According to the press release, the complaint alleges that “the officials and companies supervising the water system failed to properly treat the water supply for salt and other chemicals, which caused lead to leech from corroded pipes into the drinking water for years. Officials repeatedly denied and dismissed reports of poor water quality and pipe corrosion before acknowledging widespread failures to act.”
“The people of Flint have been harmed through the failure of state officials to provide professional and accountable basic services mandated by federal law and expected by any person living in a major city,” Cornell William Brooks, the national president and CEO of the NAACP, said in a statement.
“Our organization stands with the citizens of Flint to demand a clear timeline, deadline and price tag for fixing this crisis as well as effective remedies for the harms that have already occurred and complete compensation for each and every victim of this unimaginable tragedy,” Brooks continued.
Gov. Snyder did not immediately respond to ABC News' request for comment.
Three of the named defendants include Michael Prysby, Michael Glasgow and Stephen Busch, the three officials who were criminally charged in connection with the Flint water crisis.

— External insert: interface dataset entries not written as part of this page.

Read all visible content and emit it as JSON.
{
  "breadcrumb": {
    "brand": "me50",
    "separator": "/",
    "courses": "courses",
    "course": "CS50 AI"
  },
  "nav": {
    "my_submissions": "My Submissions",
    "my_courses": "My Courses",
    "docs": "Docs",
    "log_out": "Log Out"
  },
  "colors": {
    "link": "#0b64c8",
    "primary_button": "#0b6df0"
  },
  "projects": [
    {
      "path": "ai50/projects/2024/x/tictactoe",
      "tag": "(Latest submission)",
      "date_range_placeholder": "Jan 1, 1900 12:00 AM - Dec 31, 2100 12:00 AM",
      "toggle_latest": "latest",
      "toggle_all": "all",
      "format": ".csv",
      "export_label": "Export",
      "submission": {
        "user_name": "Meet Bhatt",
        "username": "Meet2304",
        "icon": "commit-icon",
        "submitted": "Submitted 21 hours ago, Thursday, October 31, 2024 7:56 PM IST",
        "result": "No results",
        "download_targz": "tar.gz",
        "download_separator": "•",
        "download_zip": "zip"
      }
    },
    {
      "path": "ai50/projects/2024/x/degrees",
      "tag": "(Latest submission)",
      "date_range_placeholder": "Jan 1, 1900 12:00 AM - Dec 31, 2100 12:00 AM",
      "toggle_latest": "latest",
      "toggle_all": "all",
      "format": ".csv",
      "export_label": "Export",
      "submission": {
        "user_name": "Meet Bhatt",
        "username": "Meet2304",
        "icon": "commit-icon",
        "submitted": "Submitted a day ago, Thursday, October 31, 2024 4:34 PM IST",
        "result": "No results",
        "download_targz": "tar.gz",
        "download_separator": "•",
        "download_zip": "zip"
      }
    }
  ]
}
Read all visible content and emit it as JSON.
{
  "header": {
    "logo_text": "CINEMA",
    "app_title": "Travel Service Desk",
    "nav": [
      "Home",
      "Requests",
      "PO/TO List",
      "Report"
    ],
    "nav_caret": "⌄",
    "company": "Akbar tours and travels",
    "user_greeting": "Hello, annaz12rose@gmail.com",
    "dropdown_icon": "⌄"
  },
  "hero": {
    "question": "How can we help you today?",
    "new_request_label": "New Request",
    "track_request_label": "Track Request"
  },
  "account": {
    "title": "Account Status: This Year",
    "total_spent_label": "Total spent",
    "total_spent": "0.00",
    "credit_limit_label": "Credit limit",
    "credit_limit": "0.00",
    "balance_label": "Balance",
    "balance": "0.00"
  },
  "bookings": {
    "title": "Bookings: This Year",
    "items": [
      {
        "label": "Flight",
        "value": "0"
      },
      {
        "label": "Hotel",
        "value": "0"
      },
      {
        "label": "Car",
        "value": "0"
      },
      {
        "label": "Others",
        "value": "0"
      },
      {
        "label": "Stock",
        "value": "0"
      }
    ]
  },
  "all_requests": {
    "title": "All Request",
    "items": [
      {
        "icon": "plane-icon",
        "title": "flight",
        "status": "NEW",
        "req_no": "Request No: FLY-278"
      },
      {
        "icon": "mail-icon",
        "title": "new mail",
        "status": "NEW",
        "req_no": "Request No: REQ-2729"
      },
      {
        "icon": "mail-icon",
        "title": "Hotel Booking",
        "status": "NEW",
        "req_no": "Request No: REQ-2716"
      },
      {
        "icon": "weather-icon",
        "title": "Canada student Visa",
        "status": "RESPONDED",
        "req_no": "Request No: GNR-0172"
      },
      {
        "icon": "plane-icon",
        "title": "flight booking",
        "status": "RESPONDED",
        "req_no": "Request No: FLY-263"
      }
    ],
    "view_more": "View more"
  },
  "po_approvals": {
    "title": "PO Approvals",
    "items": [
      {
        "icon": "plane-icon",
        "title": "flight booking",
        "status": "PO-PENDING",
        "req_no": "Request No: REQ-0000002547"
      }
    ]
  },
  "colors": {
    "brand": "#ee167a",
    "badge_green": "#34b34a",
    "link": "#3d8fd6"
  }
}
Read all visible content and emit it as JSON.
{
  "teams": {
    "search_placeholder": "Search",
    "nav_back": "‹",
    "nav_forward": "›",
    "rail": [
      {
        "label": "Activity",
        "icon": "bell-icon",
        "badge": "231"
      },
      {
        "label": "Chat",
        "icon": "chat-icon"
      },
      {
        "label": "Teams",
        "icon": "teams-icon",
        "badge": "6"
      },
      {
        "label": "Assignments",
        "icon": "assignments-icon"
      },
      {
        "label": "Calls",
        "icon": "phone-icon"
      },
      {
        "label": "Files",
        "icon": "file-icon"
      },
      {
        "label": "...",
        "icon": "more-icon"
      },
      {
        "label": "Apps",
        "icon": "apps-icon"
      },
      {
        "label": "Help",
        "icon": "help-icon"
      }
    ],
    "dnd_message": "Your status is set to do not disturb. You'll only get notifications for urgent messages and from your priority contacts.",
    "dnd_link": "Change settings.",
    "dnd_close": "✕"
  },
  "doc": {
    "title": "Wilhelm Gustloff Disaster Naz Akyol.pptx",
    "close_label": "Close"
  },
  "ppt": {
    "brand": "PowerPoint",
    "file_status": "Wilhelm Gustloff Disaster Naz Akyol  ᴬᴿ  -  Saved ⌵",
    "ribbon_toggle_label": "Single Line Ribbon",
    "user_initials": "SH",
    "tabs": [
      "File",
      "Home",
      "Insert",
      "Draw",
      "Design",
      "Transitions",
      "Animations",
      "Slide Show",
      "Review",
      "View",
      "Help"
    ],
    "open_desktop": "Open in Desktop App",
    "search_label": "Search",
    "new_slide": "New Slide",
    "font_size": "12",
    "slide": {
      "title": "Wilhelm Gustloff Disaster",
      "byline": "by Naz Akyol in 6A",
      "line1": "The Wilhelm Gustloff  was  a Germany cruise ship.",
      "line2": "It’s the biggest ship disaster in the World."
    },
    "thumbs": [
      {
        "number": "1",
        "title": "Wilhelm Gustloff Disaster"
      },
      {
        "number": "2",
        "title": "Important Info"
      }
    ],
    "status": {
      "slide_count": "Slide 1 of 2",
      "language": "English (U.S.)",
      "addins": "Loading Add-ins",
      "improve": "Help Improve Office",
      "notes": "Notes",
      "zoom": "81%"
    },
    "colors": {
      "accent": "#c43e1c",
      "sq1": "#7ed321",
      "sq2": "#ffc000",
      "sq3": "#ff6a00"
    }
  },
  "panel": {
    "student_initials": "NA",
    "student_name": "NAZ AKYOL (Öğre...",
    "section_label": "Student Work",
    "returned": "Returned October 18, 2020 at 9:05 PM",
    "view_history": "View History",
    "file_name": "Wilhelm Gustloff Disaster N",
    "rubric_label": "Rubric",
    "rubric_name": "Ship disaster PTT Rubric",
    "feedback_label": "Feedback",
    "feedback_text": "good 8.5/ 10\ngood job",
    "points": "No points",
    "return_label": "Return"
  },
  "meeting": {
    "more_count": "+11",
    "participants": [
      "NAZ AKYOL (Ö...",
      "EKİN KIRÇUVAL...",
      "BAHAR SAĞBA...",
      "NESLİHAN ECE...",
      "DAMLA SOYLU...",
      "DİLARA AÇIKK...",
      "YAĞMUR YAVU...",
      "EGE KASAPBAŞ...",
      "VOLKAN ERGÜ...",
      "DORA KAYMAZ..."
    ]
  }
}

Prysby's lawyer did not offer a comment on the NAACP case and Busch's lawyer could not immediately respond to ABC News' request for comment. Both have pleaded not guilty to the criminal charges against them.
Glasgow’s lawyer, Robert Harrison, told ABC News today that his client is cooperating with authorities in the criminal case with the understanding that the case against him will be dismissed.
As to the his client being named as a defendant in the NAACP class action lawsuit, Harrison says, "I can't comment on the substance of the allegations because I have not seen the lawsuit nor have I discussed it with Mr. Glasgow, but I do have what I think is a very complete understanding of what I think occurred in this case and what Mr. Glasgow did or didn't do, and I am convinced that not only did he do nothing wrong, and that actually hopefully not overstating it, he was heroic in his actions and I think that once the plaintiffs come to the understanding of the case, that they will voluntarily dismiss the case against him."